How Quickly Should Your Heart Rate Return to Normal After Activity?

Health Professional

Your heart rate can tell you a lot about your fitness level. How quickly your heart rate returns to normal after activity may be an indicator of your heart fitness.

Normal resting heart rate

According to the National Institute of Health, average resting heart rate should be:

  • 60–100 beats per minutes for children 10 years and older, as well as adults/seniors

  • 40-60 beats per minute for well-trained athletes

Target heart rate during exercise

For moderate intensity activities, your target heart rate is 50–69 percent maximum heart rate. For vigorous activity levels your target heart rate is 70-85 percent maximum heart rate.

To calculate your target heart rate subtract your age from 220. This gives you your maximum heart rate. Now, multiply your maximum heart rate by 0.5 and 0.69 to obtain your target heart rate range for moderate intensity activities. Multiply your maximum heart rate by 0.7 and 0.85 to obtain your target heart rate range for vigorous activities.

Depending on your goal intensity -- moderate vs. vigorous -- your heart rate should fall within your target heart rate range during activities.

If you are typically inactive, set your goal for the lower end (50-60 percent maximum heart rate) and work your way up over time.

Some blood pressure medications lower maximum heart rates. Discuss with your doctor if you currently take blood pressure medications. Your target heart rate zone may need to be adjusted.

How to measure heart rate

The easiest and most accessible location for measuring heart rate during exercise is your wrist. Please your index and middle fingers over the underside of your opposite wrist and press until your feel your pulse.

Once you locate your pulse, count the beats for 30 seconds and multiply by 2 to obtain beats per minute. Alternate time lengths for measuring:

  • Count the beats for 15 seconds and multiply by 4

  • Count the beats for 10 seconds and multiply by 6

If you want to check your resting heart rate, rest for at least 10 minutes period to measuring.

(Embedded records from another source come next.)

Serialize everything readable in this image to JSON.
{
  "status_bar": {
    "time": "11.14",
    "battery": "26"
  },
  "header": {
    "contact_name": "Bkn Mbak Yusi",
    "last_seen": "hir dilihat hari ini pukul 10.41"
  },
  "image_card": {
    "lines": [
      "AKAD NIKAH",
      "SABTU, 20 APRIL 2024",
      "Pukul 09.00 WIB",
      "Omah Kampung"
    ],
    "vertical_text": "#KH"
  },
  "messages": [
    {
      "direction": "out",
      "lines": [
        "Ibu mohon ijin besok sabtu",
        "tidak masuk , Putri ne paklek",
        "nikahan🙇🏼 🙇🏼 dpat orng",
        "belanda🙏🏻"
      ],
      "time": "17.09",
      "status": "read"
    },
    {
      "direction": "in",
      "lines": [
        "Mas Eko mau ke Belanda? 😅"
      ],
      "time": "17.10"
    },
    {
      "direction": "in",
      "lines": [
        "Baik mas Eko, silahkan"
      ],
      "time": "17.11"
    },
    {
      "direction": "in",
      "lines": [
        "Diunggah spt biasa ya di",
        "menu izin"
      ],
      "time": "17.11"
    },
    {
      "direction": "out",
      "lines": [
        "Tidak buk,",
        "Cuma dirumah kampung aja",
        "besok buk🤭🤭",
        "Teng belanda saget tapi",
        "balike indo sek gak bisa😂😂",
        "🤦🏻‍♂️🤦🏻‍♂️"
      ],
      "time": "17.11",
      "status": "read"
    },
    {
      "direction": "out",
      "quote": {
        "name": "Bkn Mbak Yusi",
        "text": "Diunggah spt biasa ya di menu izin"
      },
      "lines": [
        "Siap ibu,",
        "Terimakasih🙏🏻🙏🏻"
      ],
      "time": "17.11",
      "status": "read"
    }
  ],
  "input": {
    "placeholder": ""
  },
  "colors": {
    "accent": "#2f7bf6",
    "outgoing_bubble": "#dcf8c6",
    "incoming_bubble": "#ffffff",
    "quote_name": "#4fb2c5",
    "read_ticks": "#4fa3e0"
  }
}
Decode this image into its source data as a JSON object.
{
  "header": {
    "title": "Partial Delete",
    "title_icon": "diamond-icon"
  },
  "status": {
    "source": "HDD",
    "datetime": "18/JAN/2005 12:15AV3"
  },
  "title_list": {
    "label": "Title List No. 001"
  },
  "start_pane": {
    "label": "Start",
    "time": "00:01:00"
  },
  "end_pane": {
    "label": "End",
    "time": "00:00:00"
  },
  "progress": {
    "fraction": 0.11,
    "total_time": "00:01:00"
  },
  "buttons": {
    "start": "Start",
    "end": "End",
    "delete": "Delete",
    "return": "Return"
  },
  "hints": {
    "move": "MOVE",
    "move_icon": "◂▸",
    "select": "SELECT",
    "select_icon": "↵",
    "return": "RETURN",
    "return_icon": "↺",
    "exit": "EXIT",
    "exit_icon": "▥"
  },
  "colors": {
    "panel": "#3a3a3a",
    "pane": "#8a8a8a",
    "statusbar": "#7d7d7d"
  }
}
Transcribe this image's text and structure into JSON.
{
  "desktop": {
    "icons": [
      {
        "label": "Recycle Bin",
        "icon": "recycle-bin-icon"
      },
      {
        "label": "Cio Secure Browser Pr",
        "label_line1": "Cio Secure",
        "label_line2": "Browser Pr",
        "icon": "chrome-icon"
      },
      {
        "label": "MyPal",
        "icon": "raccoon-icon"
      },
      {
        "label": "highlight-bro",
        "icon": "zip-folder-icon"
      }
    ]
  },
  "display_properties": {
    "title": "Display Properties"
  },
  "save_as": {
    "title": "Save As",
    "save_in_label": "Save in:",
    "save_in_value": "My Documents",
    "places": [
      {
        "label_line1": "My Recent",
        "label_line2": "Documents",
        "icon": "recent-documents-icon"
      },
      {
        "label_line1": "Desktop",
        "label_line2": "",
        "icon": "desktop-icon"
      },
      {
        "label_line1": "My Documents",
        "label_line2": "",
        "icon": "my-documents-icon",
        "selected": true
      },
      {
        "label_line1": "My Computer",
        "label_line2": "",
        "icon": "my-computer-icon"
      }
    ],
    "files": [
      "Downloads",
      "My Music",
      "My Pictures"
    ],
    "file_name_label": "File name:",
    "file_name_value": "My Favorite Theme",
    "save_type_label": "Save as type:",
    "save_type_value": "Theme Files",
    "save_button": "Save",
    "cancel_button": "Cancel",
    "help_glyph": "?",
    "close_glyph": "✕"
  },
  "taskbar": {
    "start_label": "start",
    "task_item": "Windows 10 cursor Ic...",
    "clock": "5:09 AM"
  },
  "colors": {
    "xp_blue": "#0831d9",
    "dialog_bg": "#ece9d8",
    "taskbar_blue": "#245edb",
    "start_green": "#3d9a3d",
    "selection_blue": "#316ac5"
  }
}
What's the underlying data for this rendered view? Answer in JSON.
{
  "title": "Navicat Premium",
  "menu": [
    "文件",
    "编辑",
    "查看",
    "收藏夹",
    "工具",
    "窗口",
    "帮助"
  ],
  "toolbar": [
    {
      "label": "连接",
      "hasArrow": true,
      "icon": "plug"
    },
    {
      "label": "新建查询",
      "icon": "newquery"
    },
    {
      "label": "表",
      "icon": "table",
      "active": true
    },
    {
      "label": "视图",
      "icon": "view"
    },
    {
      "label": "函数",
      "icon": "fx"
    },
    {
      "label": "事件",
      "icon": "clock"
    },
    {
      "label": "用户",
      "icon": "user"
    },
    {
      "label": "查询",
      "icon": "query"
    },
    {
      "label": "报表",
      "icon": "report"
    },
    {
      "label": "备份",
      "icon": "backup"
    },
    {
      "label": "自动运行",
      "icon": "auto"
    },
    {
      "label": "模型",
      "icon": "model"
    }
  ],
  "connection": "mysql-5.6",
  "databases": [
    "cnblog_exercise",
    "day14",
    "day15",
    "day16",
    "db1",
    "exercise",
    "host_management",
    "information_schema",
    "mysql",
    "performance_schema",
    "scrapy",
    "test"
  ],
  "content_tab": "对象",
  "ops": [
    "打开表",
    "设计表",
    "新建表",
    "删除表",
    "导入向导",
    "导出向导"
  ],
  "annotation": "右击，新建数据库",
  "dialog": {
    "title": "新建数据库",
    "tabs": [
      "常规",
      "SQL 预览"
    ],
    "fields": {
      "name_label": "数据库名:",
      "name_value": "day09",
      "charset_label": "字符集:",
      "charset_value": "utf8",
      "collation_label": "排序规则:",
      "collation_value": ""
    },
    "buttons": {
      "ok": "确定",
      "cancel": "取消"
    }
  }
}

When exercising, if your heart rate is too high, you’re working too hard and need to slow down. The opposite is also true. If your heart rate is too slow, you need to increase your intensity.

Once you have a feel for where your heart rate is when you’re working out, you can also estimate your heart rate while exercising by using the talk test.

  • If you can talk with no trouble, pick up the pace.

  • If you can talk, but need to take a breath every 4-5 words, you’re right on track.

  • If you’re gasping for breath after every word, slow downPost exercise heart rate

The better your heart fitness, the more quickly your heart rate returns to normal after exercise.

Typically, heart rate drops quickly within the first minute after exercise. After this initial drop, it should then continue to return to normal at a rate of ~20 beats per minute.

Heart rate benefits of exercising

Aerobic exercise, such as jogging, enlarges and strengths the heart muscle, allowing the heart to circulate more blood with each beat. This means as the heart is strengthened it can beat more slowly during activity (and at rest).

A high resting heart rate has been associated with increased risk of heart disease independent of other cardiovascular risk factors, such as high blood pressure and high cholesterol.

A low resting heart rate is generally an indicator of better heart health.

If you are working to increase your activity level but struggle sticking with it week after week access How to Make Heart Healthy Changes into Lifelong Habits here.

See More Helpful Articles:

Ask the Expert: What are Healthy Resting Heart Rates for Men and Women?

Using a Heart Rate Monitor

5 Things to Know About Your Heart Rate

Lisa Nelson is a dietitian/nutritionist with a genetic predisposition for high cholesterol and heart disease. She guides clients to lower cholesterol and blood pressure levels through practical diet and lifestyle changes. Learn more and sign up to receive How to Make Heart Healthy Changes into Lifelong Habits at